Items from an interface collection:
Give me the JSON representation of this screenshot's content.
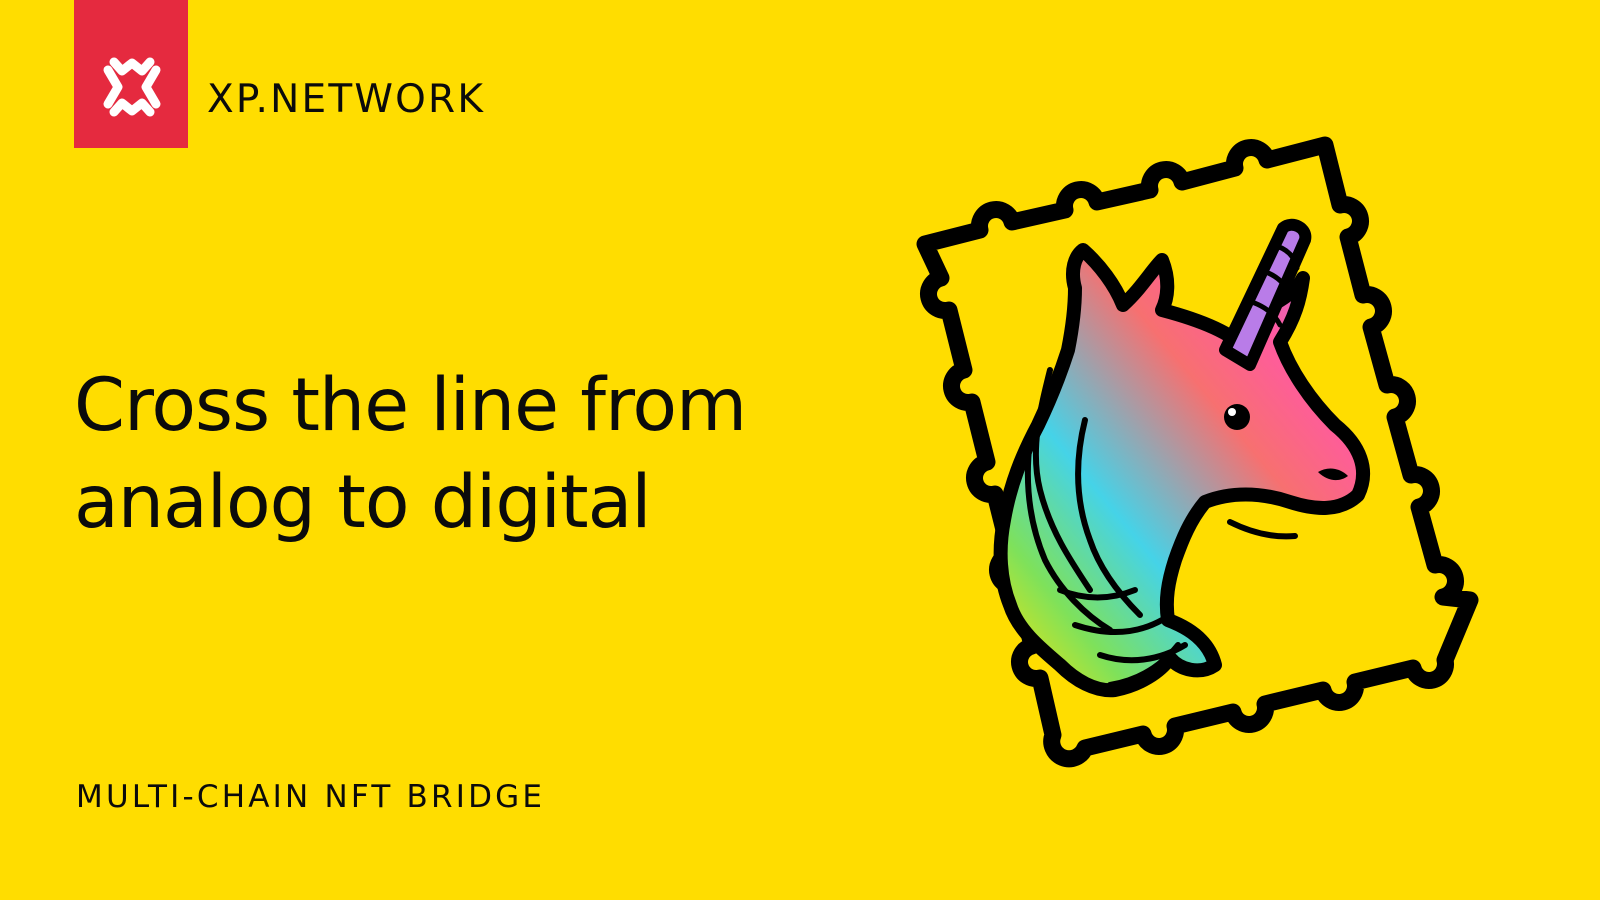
{
  "colors": {
    "background": "#FFDD00",
    "brand_red": "#E52A3F",
    "text": "#0B0B0B",
    "logo_mark": "#FFFFFF",
    "outline": "#000000"
  },
  "logo": {
    "icon": "xp-network-x-icon",
    "wordmark": "XP.NETWORK"
  },
  "headline": {
    "line1": "Cross the line from",
    "line2": "analog to digital"
  },
  "tagline": "MULTI-CHAIN NFT BRIDGE",
  "illustration": {
    "name": "unicorn-postage-stamp",
    "gradient_colors": [
      "#FFE600",
      "#7EE15B",
      "#45D3E8",
      "#F77070",
      "#FF5AA0",
      "#B97CE8"
    ]
  }
}
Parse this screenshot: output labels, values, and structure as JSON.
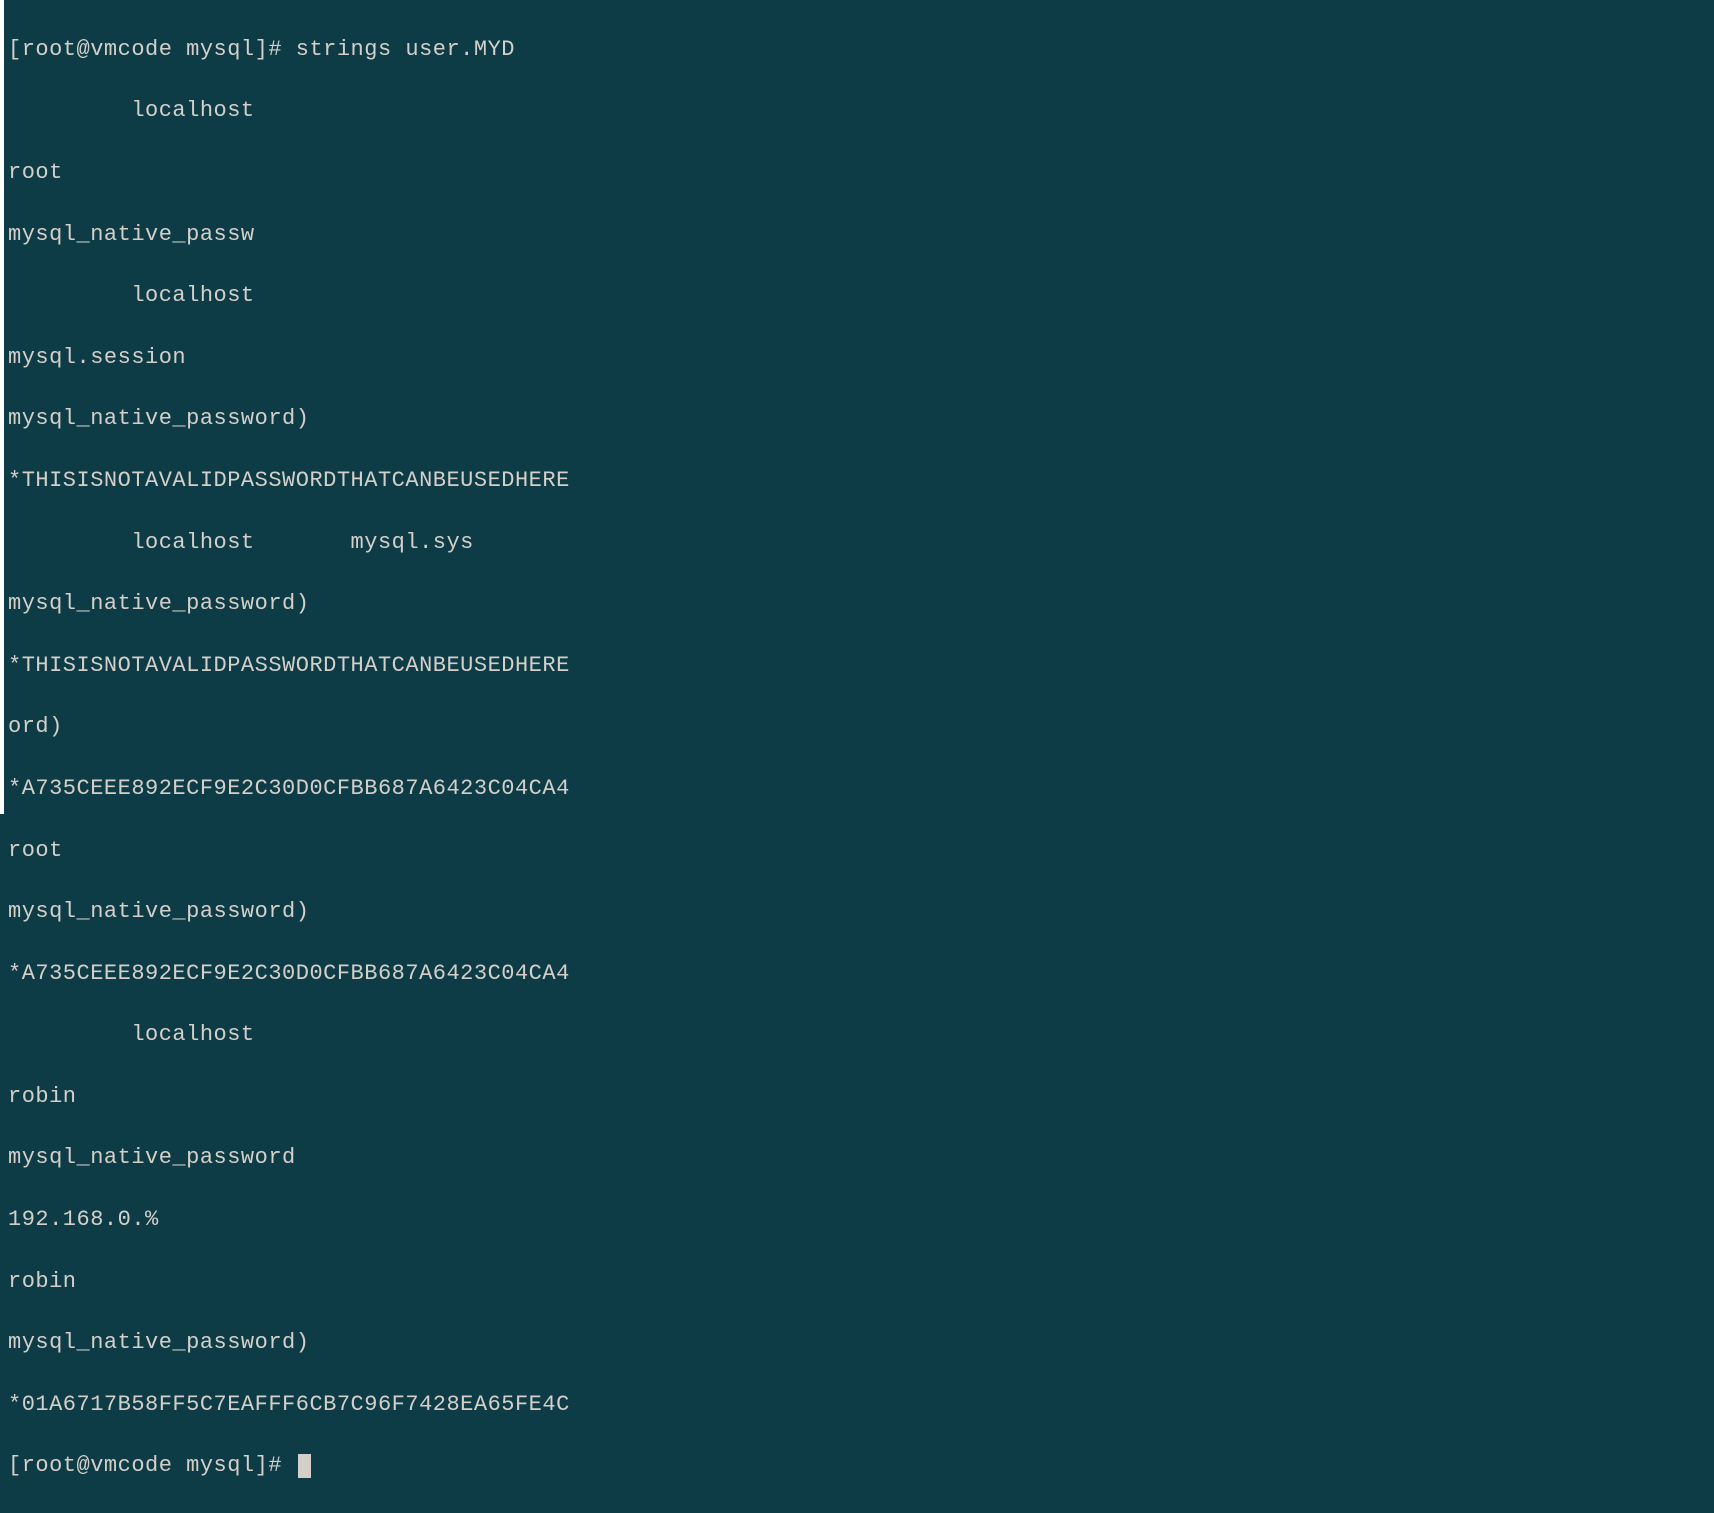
{
  "terminal": {
    "lines": [
      "[root@vmcode mysql]# strings user.MYD",
      "         localhost",
      "root",
      "mysql_native_passw",
      "         localhost",
      "mysql.session",
      "mysql_native_password)",
      "*THISISNOTAVALIDPASSWORDTHATCANBEUSEDHERE",
      "         localhost       mysql.sys",
      "mysql_native_password)",
      "*THISISNOTAVALIDPASSWORDTHATCANBEUSEDHERE",
      "ord)",
      "*A735CEEE892ECF9E2C30D0CFBB687A6423C04CA4",
      "root",
      "mysql_native_password)",
      "*A735CEEE892ECF9E2C30D0CFBB687A6423C04CA4",
      "         localhost",
      "robin",
      "mysql_native_password",
      "192.168.0.%",
      "robin",
      "mysql_native_password)",
      "*01A6717B58FF5C7EAFFF6CB7C96F7428EA65FE4C"
    ],
    "prompt": "[root@vmcode mysql]# "
  }
}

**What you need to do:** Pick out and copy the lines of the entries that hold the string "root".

**Answer box:**
      "[root@vmcode mysql]# strings user.MYD",
      "root",
      "root",
    "prompt": "[root@vmcode mysql]# "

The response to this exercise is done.